=== The data ===
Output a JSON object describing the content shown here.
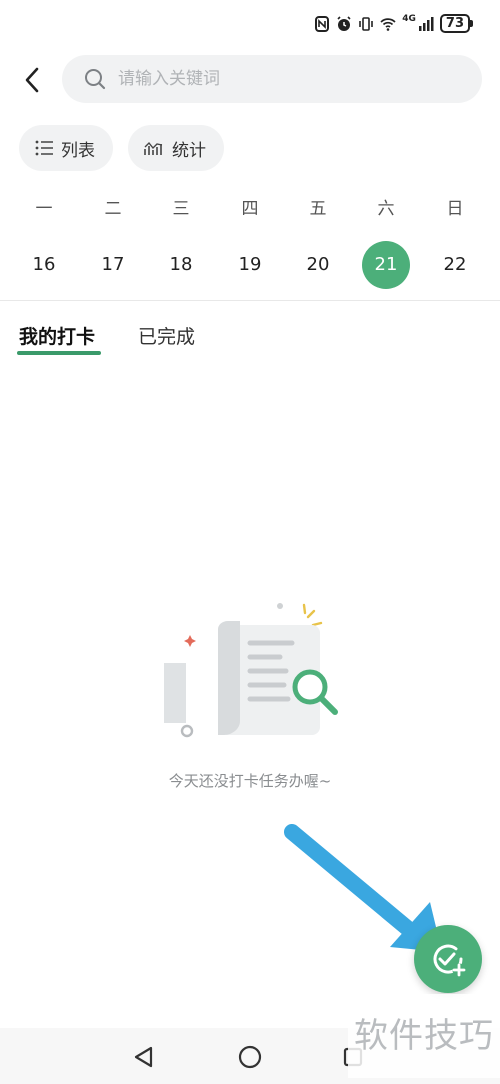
{
  "status_bar": {
    "battery": "73",
    "network": "4G"
  },
  "search": {
    "placeholder": "请输入关键词"
  },
  "view_chips": {
    "list_label": "列表",
    "stats_label": "统计"
  },
  "calendar": {
    "weekdays": [
      "一",
      "二",
      "三",
      "四",
      "五",
      "六",
      "日"
    ],
    "dates": [
      "16",
      "17",
      "18",
      "19",
      "20",
      "21",
      "22"
    ],
    "selected": "21",
    "accent_color": "#4caf7a"
  },
  "tabs": {
    "mine": "我的打卡",
    "done": "已完成"
  },
  "empty_state": {
    "message": "今天还没打卡任务办喔~"
  },
  "watermark": "软件技巧"
}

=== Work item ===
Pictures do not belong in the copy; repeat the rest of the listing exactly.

=== Response ===
Output a JSON object describing the content shown here.
{
  "status_bar": {
    "battery": "73",
    "network": "4G"
  },
  "search": {
    "placeholder": "请输入关键词"
  },
  "view_chips": {
    "list_label": "列表",
    "stats_label": "统计"
  },
  "calendar": {
    "weekdays": [
      "一",
      "二",
      "三",
      "四",
      "五",
      "六",
      "日"
    ],
    "dates": [
      "16",
      "17",
      "18",
      "19",
      "20",
      "21",
      "22"
    ],
    "selected": "21",
    "accent_color": "#4caf7a"
  },
  "tabs": {
    "mine": "我的打卡",
    "done": "已完成"
  },
  "empty_state": {
    "message": "今天还没打卡任务办喔~"
  },
  "watermark": "软件技巧"
}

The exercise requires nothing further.